Leaving out all pictures, retype the records exactly.

(Element data from apps and pages)
* * * *

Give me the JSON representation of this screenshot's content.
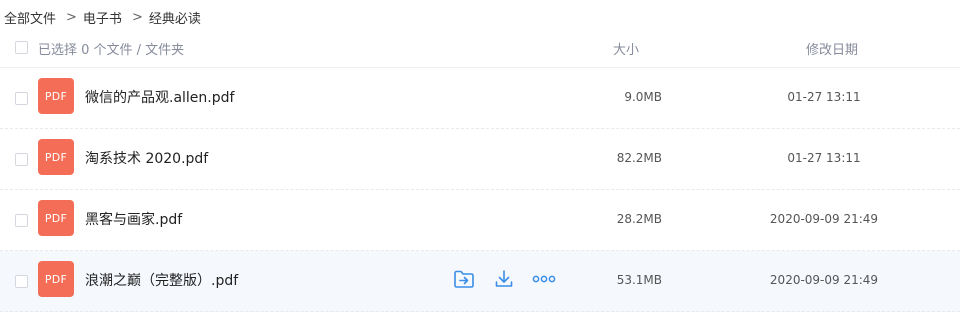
{
  "breadcrumb": {
    "items": [
      "全部文件",
      "电子书",
      "经典必读"
    ],
    "separator": ">"
  },
  "header": {
    "selection_text": "已选择 0 个文件 / 文件夹",
    "col_size": "大小",
    "col_date": "修改日期"
  },
  "file_icon_label": "PDF",
  "files": [
    {
      "name": "微信的产品观.allen.pdf",
      "size": "9.0MB",
      "date": "01-27 13:11"
    },
    {
      "name": "淘系技术 2020.pdf",
      "size": "82.2MB",
      "date": "01-27 13:11"
    },
    {
      "name": "黑客与画家.pdf",
      "size": "28.2MB",
      "date": "2020-09-09 21:49"
    },
    {
      "name": "浪潮之巅（完整版）.pdf",
      "size": "53.1MB",
      "date": "2020-09-09 21:49"
    }
  ],
  "hover_actions": [
    "move-icon",
    "download-icon",
    "more-icon"
  ],
  "colors": {
    "pdf_badge": "#f46d56",
    "action_blue": "#3a8ee6",
    "hover_row_bg": "#f5f8fd"
  }
}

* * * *

_Answer for this exercise_
Give me the JSON representation of this screenshot's content.
{
  "breadcrumb": {
    "items": [
      "全部文件",
      "电子书",
      "经典必读"
    ],
    "separator": ">"
  },
  "header": {
    "selection_text": "已选择 0 个文件 / 文件夹",
    "col_size": "大小",
    "col_date": "修改日期"
  },
  "file_icon_label": "PDF",
  "files": [
    {
      "name": "微信的产品观.allen.pdf",
      "size": "9.0MB",
      "date": "01-27 13:11"
    },
    {
      "name": "淘系技术 2020.pdf",
      "size": "82.2MB",
      "date": "01-27 13:11"
    },
    {
      "name": "黑客与画家.pdf",
      "size": "28.2MB",
      "date": "2020-09-09 21:49"
    },
    {
      "name": "浪潮之巅（完整版）.pdf",
      "size": "53.1MB",
      "date": "2020-09-09 21:49"
    }
  ],
  "hover_actions": [
    "move-icon",
    "download-icon",
    "more-icon"
  ],
  "colors": {
    "pdf_badge": "#f46d56",
    "action_blue": "#3a8ee6",
    "hover_row_bg": "#f5f8fd"
  }
}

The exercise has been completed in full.